Even taking the vendor numbers with the requisite grain of salt, the SM10000 does look like it offers some interesting advantages over traditional systems.
Use Enough Dynamite There, Butch?
The current crop of server-specific CPUs are way more horsepower than necessary for many use cases. If you're doing serious enterprise data transactions, you might need the latest 8-core CPUs. Companies that are handling heavy Web traffic, and thus a lot of small files, don't need the same kind of processing power just to churn out Web pages.
Even underutilized, those beefy systems suck up a lot of power. The Atom CPUs, while less performant, also consume far less power. Expect to see companies exploring similar solutions with ARM and MIPS CPUs soon. The Atom is likely to remain the leading choice, though, since its x86 architecture means that most organizations will be able to run their existing software unchanged.
Aside from the swarm of Atom CPUs, the actual design of the system is what makes it really interesting. The SM10000 combines the servers with the networking infrastructure. The system includes the rack switch, terminal server, and load balancer in one tiny case.
Why It's Important
The SM10000 is nice and all, but it clocks in at more than $130K. Pricing isn't announced for the S2Q yet, but it's not unreasonable to assume it won't be cheap. Is it really worth the sticker shock to save money on some space and power?
In a word, yes. Companies that run their own data center soon find that as their computing needs expand, so do the space requirements.
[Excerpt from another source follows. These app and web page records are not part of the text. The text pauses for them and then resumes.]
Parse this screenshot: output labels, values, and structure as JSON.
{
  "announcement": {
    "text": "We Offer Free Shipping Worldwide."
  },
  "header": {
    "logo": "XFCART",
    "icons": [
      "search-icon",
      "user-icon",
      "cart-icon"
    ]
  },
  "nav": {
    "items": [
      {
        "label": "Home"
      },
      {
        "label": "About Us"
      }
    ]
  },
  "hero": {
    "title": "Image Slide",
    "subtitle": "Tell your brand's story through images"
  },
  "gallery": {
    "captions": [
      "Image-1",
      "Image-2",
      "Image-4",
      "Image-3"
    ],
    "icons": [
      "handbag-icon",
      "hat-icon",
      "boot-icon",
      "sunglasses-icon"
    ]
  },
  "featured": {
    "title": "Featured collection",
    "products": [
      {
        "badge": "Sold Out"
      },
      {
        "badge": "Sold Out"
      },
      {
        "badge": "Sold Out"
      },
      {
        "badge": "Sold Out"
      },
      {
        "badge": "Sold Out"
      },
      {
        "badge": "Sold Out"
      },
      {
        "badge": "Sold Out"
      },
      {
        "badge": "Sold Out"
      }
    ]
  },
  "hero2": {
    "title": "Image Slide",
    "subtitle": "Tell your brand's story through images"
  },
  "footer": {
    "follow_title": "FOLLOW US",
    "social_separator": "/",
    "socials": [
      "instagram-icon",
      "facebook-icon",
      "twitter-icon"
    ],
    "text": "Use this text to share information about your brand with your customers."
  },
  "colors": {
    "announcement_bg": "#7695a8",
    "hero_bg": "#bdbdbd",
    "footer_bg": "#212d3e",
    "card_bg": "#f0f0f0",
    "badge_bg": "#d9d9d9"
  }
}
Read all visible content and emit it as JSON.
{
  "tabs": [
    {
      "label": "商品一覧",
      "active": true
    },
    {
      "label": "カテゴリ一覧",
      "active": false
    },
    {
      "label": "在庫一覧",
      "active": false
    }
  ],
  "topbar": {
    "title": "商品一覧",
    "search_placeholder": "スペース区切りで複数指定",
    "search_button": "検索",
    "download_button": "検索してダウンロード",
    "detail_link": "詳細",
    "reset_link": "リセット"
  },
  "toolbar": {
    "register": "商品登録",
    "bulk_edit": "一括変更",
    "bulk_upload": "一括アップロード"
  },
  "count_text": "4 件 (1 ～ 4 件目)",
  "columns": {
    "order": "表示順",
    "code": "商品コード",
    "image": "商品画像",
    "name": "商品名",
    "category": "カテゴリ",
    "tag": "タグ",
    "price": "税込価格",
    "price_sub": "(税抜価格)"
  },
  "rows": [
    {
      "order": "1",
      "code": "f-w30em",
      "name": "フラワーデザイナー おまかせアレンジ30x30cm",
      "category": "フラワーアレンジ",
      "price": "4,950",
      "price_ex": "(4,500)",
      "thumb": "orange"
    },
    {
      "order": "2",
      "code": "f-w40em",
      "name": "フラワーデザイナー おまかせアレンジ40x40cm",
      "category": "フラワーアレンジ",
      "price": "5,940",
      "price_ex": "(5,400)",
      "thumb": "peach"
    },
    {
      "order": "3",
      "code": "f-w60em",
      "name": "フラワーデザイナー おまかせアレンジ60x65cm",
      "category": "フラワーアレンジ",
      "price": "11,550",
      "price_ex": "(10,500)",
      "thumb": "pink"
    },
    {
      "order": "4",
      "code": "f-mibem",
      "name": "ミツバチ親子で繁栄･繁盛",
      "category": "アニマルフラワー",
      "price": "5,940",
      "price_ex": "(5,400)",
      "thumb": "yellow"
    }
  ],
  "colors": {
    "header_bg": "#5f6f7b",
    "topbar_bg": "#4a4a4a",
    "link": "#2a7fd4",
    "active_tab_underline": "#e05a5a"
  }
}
Eventually, you're running out of room and looking at either expanding the data center (not cheap) or investing in smaller systems. If you're renting space in a data center, investing in a smaller system that fits in 10U of space could result in significant savings as well.
And the power requirements are a major factor. Google did a study in 2007 that indicates that the cost of powering systems could cost more than the actual equipment over the life of the systems.
Cost isn't everything. Some facilities are simply reaching capacity in terms of space and power availability. At that point, it doesn't matter if the power costs are excessive or not — you have to deal with the space and power available.
Not for Everything
These machines aren't going to be replacing commodity x86-64 servers for every use case. The servers are specifically designed for "scale out" workloads, and might not be appropriate for many types of computing. While the SM10000 may be ideal for cloud computing workloads, it may not be the ideal replacement for financial institutions or other workloads that require larger transactions. The TILEPro64 will require software to be recompiled, so it'll be ideal for LAMP applications — but not for proprietary software without source code available.
The SM10000, S2Q, and similar systems also have a few disadvantages. Commodity x86 and x86-64 systems may slurp down more power, but they have the benefit of being commodity systems. Even if your vendor goes out of business tomorrow (highly unlikely if you're getting systems from Dell, HP, etc.) you should be able to get replacement parts for those systems.
Since these systems are composed of non-standard parts, CIOs have to decide whether to take the risk on non-standard systems. If SeaMicro or Quanta don't make the long haul, what to do with those systems if a vital component goes belly up? You're not just losing a server, you might lose the entire system.
Approaching an Atom Age?
Are low-powered chips going to take over the data center? It seems unlikely, but I do expect to see variations on these systems carving out a niche for Web hosts and companies with the "scale out" workloads.
These systems will need to prove themselves in the datacenter before they'll become common-place. But the SM10000 and S2Q could be the fore-runners for a new breed of Linux-powered systems that will scale-out loads in data centers in the near future.